Goal of the exercise →
Search the entries for the word "JSON". Copy every line where it turns up.

Records from a collection
□ □ □ □
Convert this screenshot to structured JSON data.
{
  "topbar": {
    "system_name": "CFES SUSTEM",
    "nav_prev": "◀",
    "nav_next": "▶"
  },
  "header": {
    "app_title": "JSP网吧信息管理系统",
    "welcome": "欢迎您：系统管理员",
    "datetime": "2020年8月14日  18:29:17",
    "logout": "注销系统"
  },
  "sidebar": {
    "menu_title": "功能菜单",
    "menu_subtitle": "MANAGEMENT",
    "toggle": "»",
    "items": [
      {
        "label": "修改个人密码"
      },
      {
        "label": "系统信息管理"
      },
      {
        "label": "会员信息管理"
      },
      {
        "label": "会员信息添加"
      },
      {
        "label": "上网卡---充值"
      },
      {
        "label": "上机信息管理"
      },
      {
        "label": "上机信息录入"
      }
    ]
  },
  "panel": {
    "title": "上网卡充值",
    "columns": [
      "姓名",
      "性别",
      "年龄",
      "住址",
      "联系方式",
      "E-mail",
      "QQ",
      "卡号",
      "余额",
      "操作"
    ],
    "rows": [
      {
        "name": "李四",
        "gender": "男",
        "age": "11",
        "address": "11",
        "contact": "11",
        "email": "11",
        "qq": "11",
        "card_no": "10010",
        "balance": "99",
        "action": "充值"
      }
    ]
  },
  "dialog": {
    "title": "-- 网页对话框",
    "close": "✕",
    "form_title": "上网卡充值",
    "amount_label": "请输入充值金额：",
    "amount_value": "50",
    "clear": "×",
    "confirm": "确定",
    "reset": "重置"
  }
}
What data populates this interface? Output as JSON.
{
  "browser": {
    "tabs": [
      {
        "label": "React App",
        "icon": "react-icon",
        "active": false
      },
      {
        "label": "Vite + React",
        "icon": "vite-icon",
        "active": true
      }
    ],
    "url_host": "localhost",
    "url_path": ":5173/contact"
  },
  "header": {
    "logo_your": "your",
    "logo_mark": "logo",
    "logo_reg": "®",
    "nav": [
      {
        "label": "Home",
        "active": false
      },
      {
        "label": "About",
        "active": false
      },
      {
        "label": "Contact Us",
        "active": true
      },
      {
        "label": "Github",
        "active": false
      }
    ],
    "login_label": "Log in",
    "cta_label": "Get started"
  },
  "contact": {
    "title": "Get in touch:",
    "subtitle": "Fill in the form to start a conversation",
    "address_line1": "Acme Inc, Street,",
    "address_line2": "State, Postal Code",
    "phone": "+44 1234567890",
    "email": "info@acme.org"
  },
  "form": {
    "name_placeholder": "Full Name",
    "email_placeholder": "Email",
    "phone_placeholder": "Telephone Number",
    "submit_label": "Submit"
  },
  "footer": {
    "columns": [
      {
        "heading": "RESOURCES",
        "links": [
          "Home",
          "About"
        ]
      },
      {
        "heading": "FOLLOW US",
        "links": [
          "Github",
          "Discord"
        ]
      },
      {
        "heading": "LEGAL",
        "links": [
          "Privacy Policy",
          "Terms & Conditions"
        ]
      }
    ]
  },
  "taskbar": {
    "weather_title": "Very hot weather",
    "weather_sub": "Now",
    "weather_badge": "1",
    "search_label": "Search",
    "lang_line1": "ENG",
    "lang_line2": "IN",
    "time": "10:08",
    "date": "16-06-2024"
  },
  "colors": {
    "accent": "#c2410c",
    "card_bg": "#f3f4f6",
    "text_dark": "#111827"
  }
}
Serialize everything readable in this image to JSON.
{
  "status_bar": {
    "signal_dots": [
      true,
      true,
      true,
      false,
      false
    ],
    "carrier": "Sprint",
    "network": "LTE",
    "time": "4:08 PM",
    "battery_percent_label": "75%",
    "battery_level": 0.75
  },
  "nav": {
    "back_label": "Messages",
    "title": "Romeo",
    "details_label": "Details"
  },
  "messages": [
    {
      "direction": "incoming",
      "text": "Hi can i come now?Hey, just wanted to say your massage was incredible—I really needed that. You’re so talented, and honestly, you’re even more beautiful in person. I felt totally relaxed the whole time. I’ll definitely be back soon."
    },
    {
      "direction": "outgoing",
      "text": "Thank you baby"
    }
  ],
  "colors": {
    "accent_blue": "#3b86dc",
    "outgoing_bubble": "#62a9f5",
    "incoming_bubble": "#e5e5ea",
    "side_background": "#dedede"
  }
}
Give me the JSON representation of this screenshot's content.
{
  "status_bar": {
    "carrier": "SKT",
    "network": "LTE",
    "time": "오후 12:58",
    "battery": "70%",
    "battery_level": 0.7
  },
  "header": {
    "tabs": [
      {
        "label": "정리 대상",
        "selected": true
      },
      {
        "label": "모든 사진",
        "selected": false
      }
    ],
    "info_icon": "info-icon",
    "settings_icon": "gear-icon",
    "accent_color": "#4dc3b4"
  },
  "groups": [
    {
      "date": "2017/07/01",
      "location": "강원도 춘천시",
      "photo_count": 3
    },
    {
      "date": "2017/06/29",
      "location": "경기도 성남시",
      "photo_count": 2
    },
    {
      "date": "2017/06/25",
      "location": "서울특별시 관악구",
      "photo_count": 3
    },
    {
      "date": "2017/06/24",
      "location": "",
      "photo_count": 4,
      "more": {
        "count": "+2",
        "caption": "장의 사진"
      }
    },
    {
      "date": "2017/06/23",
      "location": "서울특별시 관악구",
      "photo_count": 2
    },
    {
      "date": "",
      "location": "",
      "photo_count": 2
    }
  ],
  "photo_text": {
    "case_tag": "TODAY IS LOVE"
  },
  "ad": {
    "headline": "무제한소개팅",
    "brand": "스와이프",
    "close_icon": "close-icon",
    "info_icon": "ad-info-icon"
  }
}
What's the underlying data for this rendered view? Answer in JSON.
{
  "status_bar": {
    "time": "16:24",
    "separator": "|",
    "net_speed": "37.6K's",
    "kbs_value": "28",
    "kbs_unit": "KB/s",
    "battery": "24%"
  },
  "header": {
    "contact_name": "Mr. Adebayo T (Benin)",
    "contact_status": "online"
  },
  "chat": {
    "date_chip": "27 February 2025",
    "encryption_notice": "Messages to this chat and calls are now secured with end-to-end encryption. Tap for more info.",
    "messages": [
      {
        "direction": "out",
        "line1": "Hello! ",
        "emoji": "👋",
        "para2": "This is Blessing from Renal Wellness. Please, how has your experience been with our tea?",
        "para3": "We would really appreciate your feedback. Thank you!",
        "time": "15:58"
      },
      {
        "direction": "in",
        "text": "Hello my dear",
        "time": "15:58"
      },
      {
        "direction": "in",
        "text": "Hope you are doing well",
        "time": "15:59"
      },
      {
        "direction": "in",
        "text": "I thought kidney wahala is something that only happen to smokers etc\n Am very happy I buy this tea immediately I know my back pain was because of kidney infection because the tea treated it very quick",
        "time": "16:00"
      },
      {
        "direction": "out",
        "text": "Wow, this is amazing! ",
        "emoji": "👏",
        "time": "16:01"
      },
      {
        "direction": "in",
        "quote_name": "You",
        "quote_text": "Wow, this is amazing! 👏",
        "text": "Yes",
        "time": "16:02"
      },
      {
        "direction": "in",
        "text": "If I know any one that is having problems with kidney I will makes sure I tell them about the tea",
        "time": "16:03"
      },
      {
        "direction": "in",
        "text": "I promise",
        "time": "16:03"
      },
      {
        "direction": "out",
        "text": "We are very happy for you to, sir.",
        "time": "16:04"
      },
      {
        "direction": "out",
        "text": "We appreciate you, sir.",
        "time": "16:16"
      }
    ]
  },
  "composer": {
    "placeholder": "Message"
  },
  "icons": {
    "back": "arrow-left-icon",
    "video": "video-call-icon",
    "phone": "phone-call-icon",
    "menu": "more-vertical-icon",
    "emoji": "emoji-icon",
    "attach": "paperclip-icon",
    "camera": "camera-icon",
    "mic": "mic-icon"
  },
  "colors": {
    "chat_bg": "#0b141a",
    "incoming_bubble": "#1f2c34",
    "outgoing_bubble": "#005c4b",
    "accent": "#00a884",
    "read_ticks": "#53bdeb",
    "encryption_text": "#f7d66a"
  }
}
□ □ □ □
Result for this task →
Convert this screenshot to structured JSON data.
What data populates this interface? Output as JSON.
Serialize everything readable in this image to JSON.
Give me the JSON representation of this screenshot's content.
What's the underlying data for this rendered view? Answer in JSON.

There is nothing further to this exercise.